Nygren gives three main reasons for his bullishness, with the first being valuations. “The S&P 500 trades at about 900 with operating earnings in 2009 expected to be in the $60s,” he says, adding that the big question is what “normal” earnings will look like going forward. “If 2009 earnings represent a ‘normal’ base from which mid-single digit growth resumes, then expected returns from an investment today would be several percentage points above government bonds, which is consistent with historical averages,” he says, noting that “typically when a recession ends, earnings recover much more rapidly than would be implied by normal earnings growth.”
“In our view, the biggest question concerning earnings is when they will recover, not if,” Nygren says. “Starting from a ‘normal’ P/E level, we believe the market should increase from here more or less as much as earnings recover, which would lead to above-average returns.”
Another bullish sign, according to Nygren, involves cash on the sidelines. “Before the 2008 bear market, [the ratio of money market funds to S&P 500 market value] had averaged about 18% since 1980, meaning that there was typically enough cash in money market funds to buy 18% of the S&P 500,” he says. “In March 2009 it peaked at 65%, more than three times its long-term average and more than twice its prior peaks.” At the end of the second quarter, that figure had fallen to 46% — lower, but still well above the long-term average. “We conclude that there is still plenty of fire power waiting to invest in stocks,” Nygren says.

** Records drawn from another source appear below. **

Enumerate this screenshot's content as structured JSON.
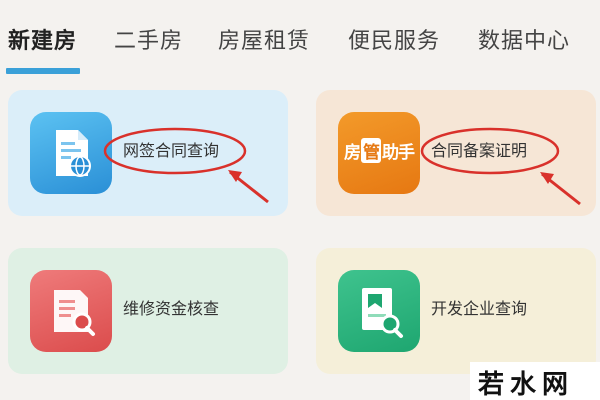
{
  "tabs": [
    {
      "label": "新建房",
      "active": true
    },
    {
      "label": "二手房",
      "active": false
    },
    {
      "label": "房屋租赁",
      "active": false
    },
    {
      "label": "便民服务",
      "active": false
    },
    {
      "label": "数据中心",
      "active": false
    }
  ],
  "cards": [
    {
      "label": "网签合同查询",
      "icon": "contract-globe-icon",
      "color": "#2a8fd6"
    },
    {
      "label": "合同备案证明",
      "icon": "fangguan-zhushou-icon",
      "icon_text": [
        "房",
        "管",
        "助手"
      ],
      "color": "#e67812"
    },
    {
      "label": "维修资金核查",
      "icon": "document-search-icon",
      "color": "#db4c4c"
    },
    {
      "label": "开发企业查询",
      "icon": "enterprise-search-icon",
      "color": "#1ea670"
    }
  ],
  "annotation_color": "#d9312b",
  "accent_color": "#3aa0d8",
  "watermark": "若水网"
}
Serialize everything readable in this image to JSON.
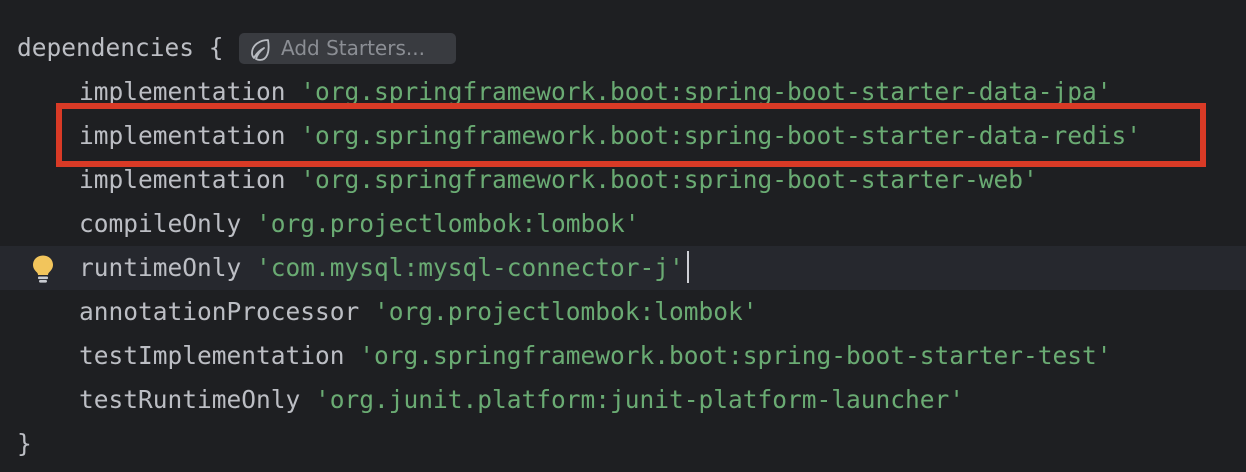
{
  "editor": {
    "header": {
      "keyword": "dependencies",
      "open_brace": "{",
      "add_starters_label": "Add Starters..."
    },
    "lines": [
      {
        "config": "implementation",
        "value": "'org.springframework.boot:spring-boot-starter-data-jpa'"
      },
      {
        "config": "implementation",
        "value": "'org.springframework.boot:spring-boot-starter-data-redis'"
      },
      {
        "config": "implementation",
        "value": "'org.springframework.boot:spring-boot-starter-web'"
      },
      {
        "config": "compileOnly",
        "value": "'org.projectlombok:lombok'"
      },
      {
        "config": "runtimeOnly",
        "value": "'com.mysql:mysql-connector-j'"
      },
      {
        "config": "annotationProcessor",
        "value": "'org.projectlombok:lombok'"
      },
      {
        "config": "testImplementation",
        "value": "'org.springframework.boot:spring-boot-starter-test'"
      },
      {
        "config": "testRuntimeOnly",
        "value": "'org.junit.platform:junit-platform-launcher'"
      }
    ],
    "close_brace": "}",
    "colors": {
      "background": "#1e1f22",
      "current_line": "#26282e",
      "string": "#6aab73",
      "identifier": "#bcbec4",
      "highlight_box": "#d93a26",
      "bulb": "#f2c55c"
    },
    "icons": {
      "starter": "spring-leaf-icon",
      "intention": "lightbulb-icon"
    }
  }
}
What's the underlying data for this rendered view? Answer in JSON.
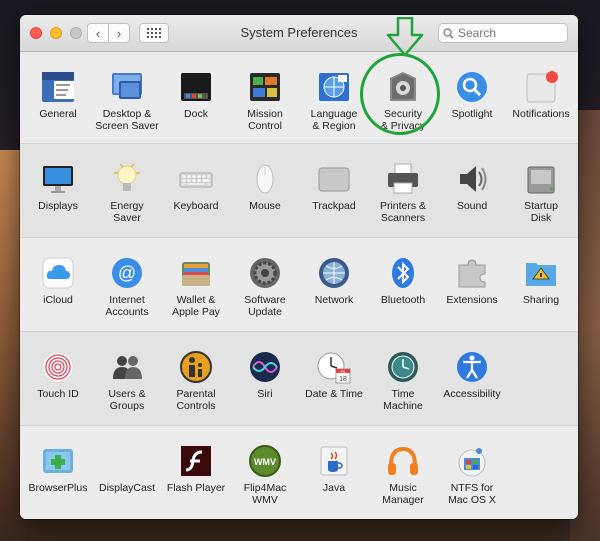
{
  "window": {
    "title": "System Preferences",
    "search_placeholder": "Search"
  },
  "nav": {
    "back": "‹",
    "forward": "›"
  },
  "annotation": {
    "color": "#1fa33a"
  },
  "rows": [
    [
      {
        "id": "general",
        "label": "General",
        "icon": "general-icon"
      },
      {
        "id": "desktop",
        "label": "Desktop &\nScreen Saver",
        "icon": "desktop-screensaver-icon"
      },
      {
        "id": "dock",
        "label": "Dock",
        "icon": "dock-icon"
      },
      {
        "id": "mission",
        "label": "Mission\nControl",
        "icon": "mission-control-icon"
      },
      {
        "id": "language",
        "label": "Language\n& Region",
        "icon": "language-region-icon"
      },
      {
        "id": "security",
        "label": "Security\n& Privacy",
        "icon": "security-privacy-icon"
      },
      {
        "id": "spotlight",
        "label": "Spotlight",
        "icon": "spotlight-icon"
      },
      {
        "id": "notifications",
        "label": "Notifications",
        "icon": "notifications-icon"
      }
    ],
    [
      {
        "id": "displays",
        "label": "Displays",
        "icon": "displays-icon"
      },
      {
        "id": "energy",
        "label": "Energy\nSaver",
        "icon": "energy-saver-icon"
      },
      {
        "id": "keyboard",
        "label": "Keyboard",
        "icon": "keyboard-icon"
      },
      {
        "id": "mouse",
        "label": "Mouse",
        "icon": "mouse-icon"
      },
      {
        "id": "trackpad",
        "label": "Trackpad",
        "icon": "trackpad-icon"
      },
      {
        "id": "printers",
        "label": "Printers &\nScanners",
        "icon": "printer-icon"
      },
      {
        "id": "sound",
        "label": "Sound",
        "icon": "sound-icon"
      },
      {
        "id": "startup",
        "label": "Startup\nDisk",
        "icon": "startup-disk-icon"
      }
    ],
    [
      {
        "id": "icloud",
        "label": "iCloud",
        "icon": "icloud-icon"
      },
      {
        "id": "internet",
        "label": "Internet\nAccounts",
        "icon": "internet-accounts-icon"
      },
      {
        "id": "wallet",
        "label": "Wallet &\nApple Pay",
        "icon": "wallet-icon"
      },
      {
        "id": "software",
        "label": "Software\nUpdate",
        "icon": "software-update-icon"
      },
      {
        "id": "network",
        "label": "Network",
        "icon": "network-icon"
      },
      {
        "id": "bluetooth",
        "label": "Bluetooth",
        "icon": "bluetooth-icon"
      },
      {
        "id": "extensions",
        "label": "Extensions",
        "icon": "extensions-icon"
      },
      {
        "id": "sharing",
        "label": "Sharing",
        "icon": "sharing-icon"
      }
    ],
    [
      {
        "id": "touchid",
        "label": "Touch ID",
        "icon": "touch-id-icon"
      },
      {
        "id": "users",
        "label": "Users &\nGroups",
        "icon": "users-groups-icon"
      },
      {
        "id": "parental",
        "label": "Parental\nControls",
        "icon": "parental-controls-icon"
      },
      {
        "id": "siri",
        "label": "Siri",
        "icon": "siri-icon"
      },
      {
        "id": "datetime",
        "label": "Date & Time",
        "icon": "date-time-icon"
      },
      {
        "id": "timemachine",
        "label": "Time\nMachine",
        "icon": "time-machine-icon"
      },
      {
        "id": "accessibility",
        "label": "Accessibility",
        "icon": "accessibility-icon"
      }
    ],
    [
      {
        "id": "browserplus",
        "label": "BrowserPlus",
        "icon": "browserplus-icon"
      },
      {
        "id": "displaycast",
        "label": "DisplayCast",
        "icon": "displaycast-icon"
      },
      {
        "id": "flash",
        "label": "Flash Player",
        "icon": "flash-player-icon"
      },
      {
        "id": "flip4mac",
        "label": "Flip4Mac\nWMV",
        "icon": "flip4mac-icon"
      },
      {
        "id": "java",
        "label": "Java",
        "icon": "java-icon"
      },
      {
        "id": "music",
        "label": "Music\nManager",
        "icon": "music-manager-icon"
      },
      {
        "id": "ntfs",
        "label": "NTFS for\nMac OS X",
        "icon": "ntfs-icon"
      }
    ]
  ],
  "calendar_icon": {
    "month": "JUL",
    "day": "18"
  },
  "flip4mac_icon_text": "WMV"
}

Finally, Nygren cites investor sentiment. He believes most investors think the recent market surge wasn’t accompanied by improvement in the economy, and that investors should wait for a decline to buy stocks again. “While we applaud the effort to tie stock price movements to fundamentals, we have to ask, where were these fundamentalists when the market was in freefall?” Nygren says. “We believe that panicked investors, momentum investors and short sellers all combined to drive the market far beneath the level that was justified by the economy’s cyclical decline. In our view, the March low — not today’s market — was disconnected from fundamentals.”